(a) They should not be introduced except where they are definitely essential to the plot.
(b) Excessive and lustful kissing, lustful embraces, suggestive postures, and gestures are not to be shown.
: Until December 14, 1945, the Motion Picture Producers and Distributors of America, Inc. * The code, as presented in this edition, contains all revisions and amendments through 1934.
* See also Special Regulations on Crime in Motion Pictures.
(c) In general, passion should be treated in such manner as not to stimulate the lower and baser emotions.
3. Seduction or rape :
(a) These should never be more than suggested, and then only when essential for the plot. They must never be shown by explicit method.
(6) They are never the proper subject for comedy. 4. Sex perversion or any inference of it is forbidden. 5. White slavery shall not be treated.
6. Abortion, sex hygiene, and venereal diseases are not proper subjects for theatrical motion pictures.
7. Scenes of actual child birth, in fact or in silhouette, are never to be presented. 8. Children's sex organs are never to be exposed.
III. Vulgarity.—The treatment of low, disgusting, unpleasant, though not necessarily evil, subjects should be guided always by the dictates of good taste and a proper regard for the sensibilities of the alidience.
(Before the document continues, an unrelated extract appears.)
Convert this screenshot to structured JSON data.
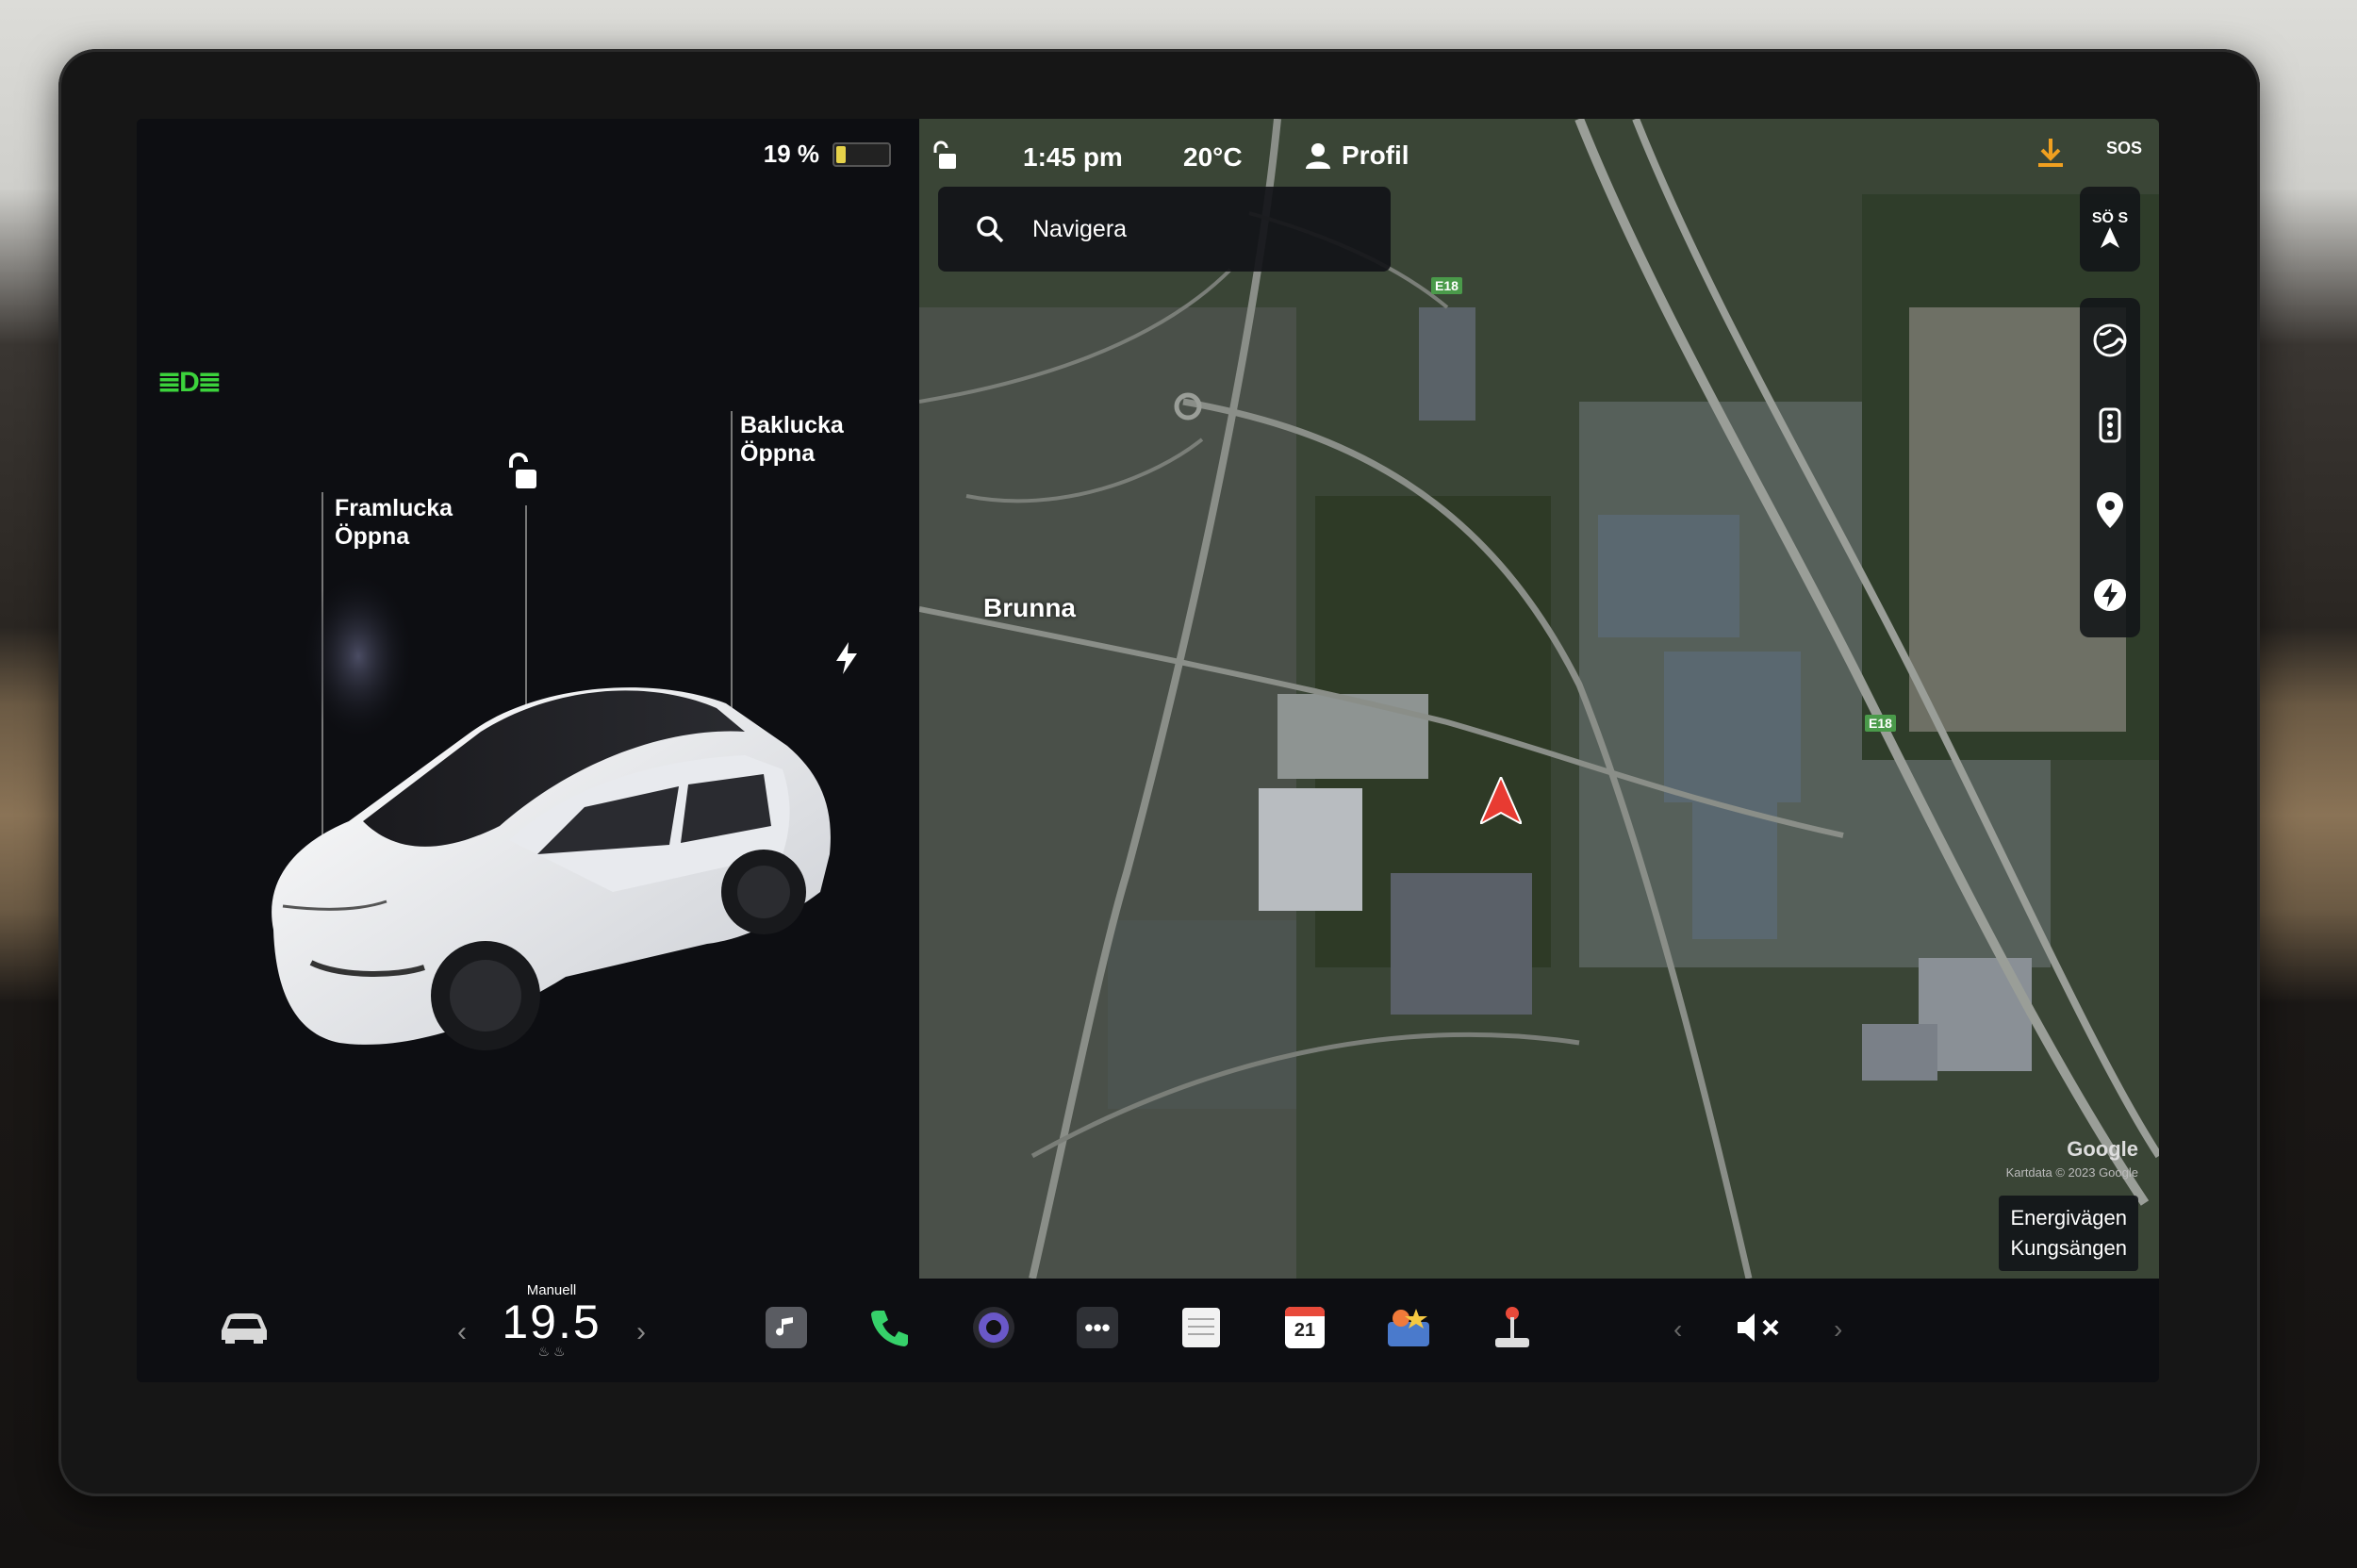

IV. Obscenity.-Obscenity in word, gesture, reference, song, joke, or by sug. gestion (even when likely to be understood only by part of the audience) is forbidden.
V. Profanity.—Pointed profanity and every other profane or vulgar expression, however used, are forbidden.
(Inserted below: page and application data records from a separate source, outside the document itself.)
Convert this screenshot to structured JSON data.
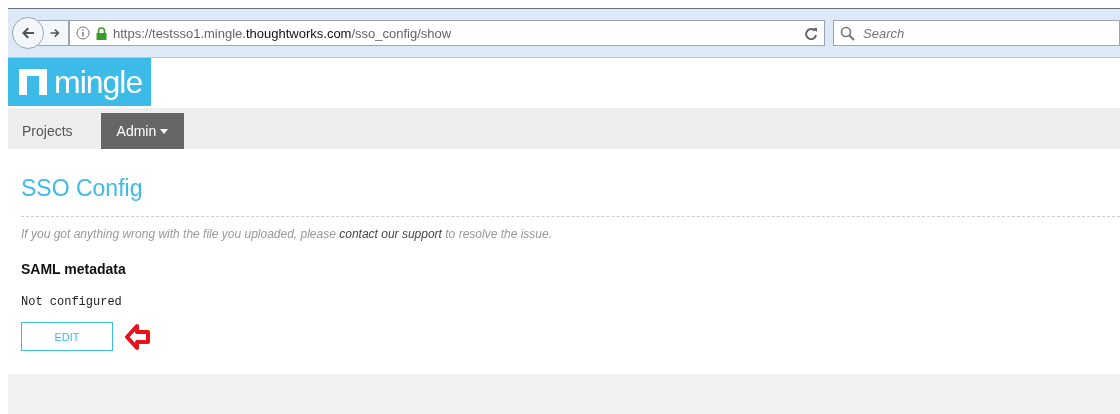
{
  "browser": {
    "url": "https://testsso1.mingle.**thoughtworks.com**/sso_config/show",
    "search": {
      "placeholder": "Search"
    }
  },
  "logo": {
    "text": "mingle"
  },
  "nav": [
    {
      "label": "Projects",
      "selected": false,
      "dropdown": false
    },
    {
      "label": "Admin",
      "selected": true,
      "dropdown": true
    }
  ],
  "page": {
    "title": "SSO Config",
    "notice": {
      "before": "If you got anything wrong with the file you uploaded, please ",
      "link": "contact our support",
      "after": " to resolve the issue."
    },
    "section_title": "SAML metadata",
    "status": "Not configured",
    "button": "EDIT"
  }
}
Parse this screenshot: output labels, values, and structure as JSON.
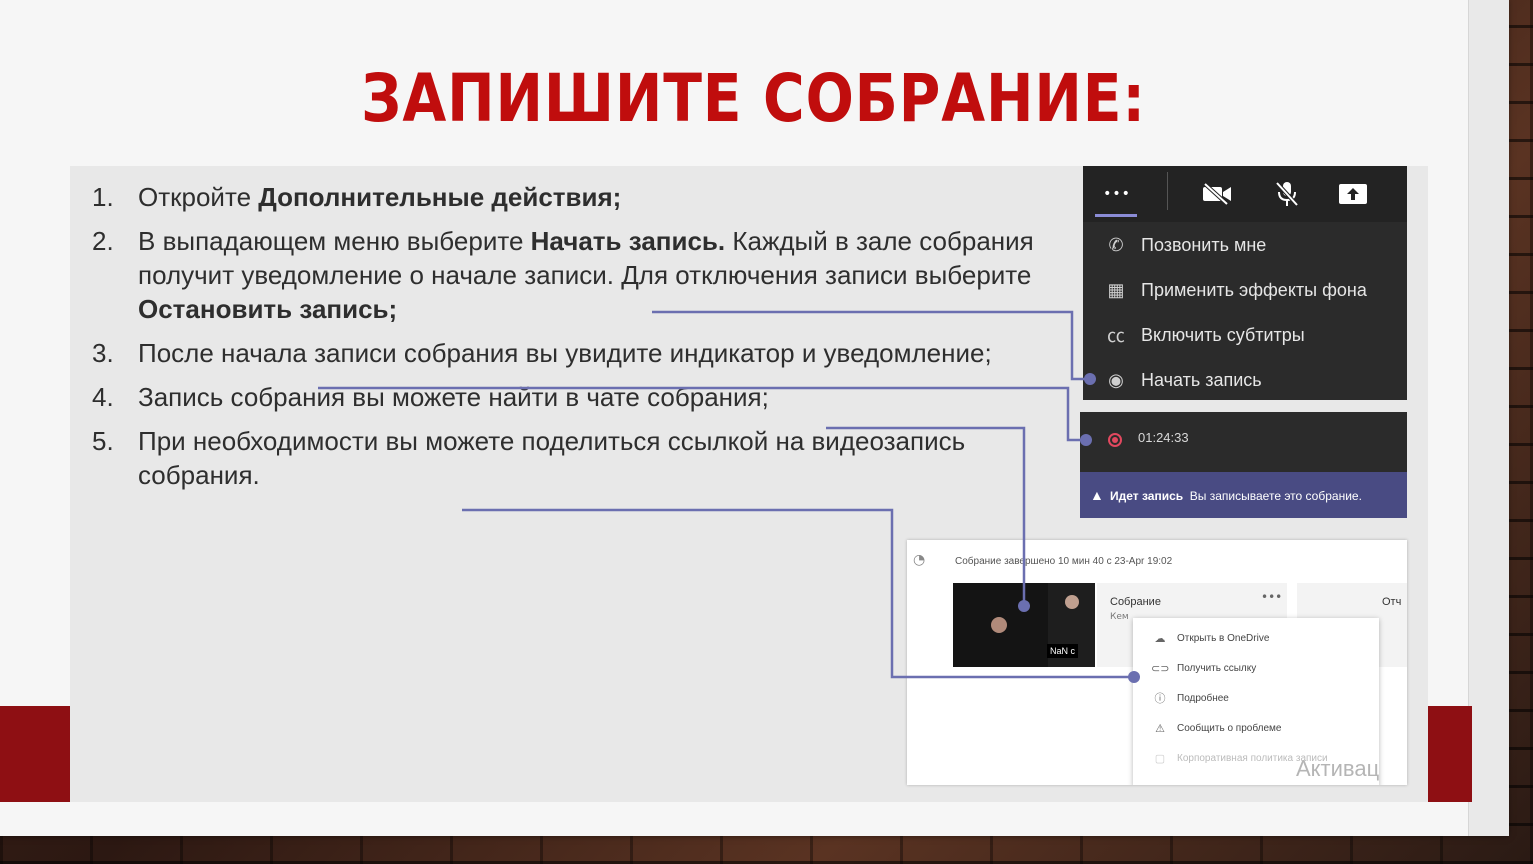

No approva the Production Code Administration shall be given to the use of words and phrases in motion pictures including, but not limited to, the following: Bronx cheer (the sound); chippie; God, Lord, Jesus, Christ (unless used reverently) ; cripes ; fairy (in a vulgar sense) ; finger (the): fire, cries of; Gawd; goose (in a vulgar sense) ; hot (applied to a woman); “in your hat" ; madam (relating to prostitution) ; nance; nuts (except when meaning crazy); pansy; razzberry (the sound); S. O. B.; son-of-a ; tart; toilet gags; whore.
In the administration of section V of the production code, the Production Code Administration may take cognizance of the fact that the following words and phrases are obviously offensive to the patrons of motion pictures in the United States and more particularly to the patrons of motion pictures in foreign countries: chink, dago, frog, greaser, hunkie, kike, nigger, spig, wop, yid.
It should also be noted that the words "hell” and “damn," if used without moderation, will be considered offensive by many members of the audience. Their use, therefore, should be governed by the discretion and the prudent advice of the Code Administration.
VI. Costumes.—1. Complete nudity is never permitted. This includes nudity in fact or in silhouette, or any licentious notice thereof by other characters in the pictures.
2. Undressing scenes should be avoided, and never used save where essential to the plot.
3. Indecent or undue exposure is forbidden.
4. Dancing costumes inteniled to permit undue exposure or indecent movements in the dance are forbidden.
VII. Dances.-1. Dances suggesting or representing sexual actions or indecent passion are forbidden.
2. Dances which emphasize indecent movements are to be regarded as obscene.
VIII. Religion.-1. No film or episode may throw ridicule on any religious faith.
2. Ministers of religion in their character as ministers of religion should not be used as comic characters or as villians.
3. Ceremonies of any definite religion should be carefully and respectfully handled.
IX. Locations.-The treatment of bedrooms must be governed by good taste and delicacy. X. National feelings.-1. The use of the flag shall be consistently respectful.
2. The history, institutions, prominent people, and citizenry of all nations shall be represented fairly.
XI. Titles.-The following titles shall not be used :
2. Titles which suggest or are currently associated in the public mind with material, characters, or occupations unsuitable for the screen.
3. Titles which are otherwise objectionable.
XII. Special subjects.-The following subjects must be treated within the careful limits of good taste:
5 See also special resolution on costumes.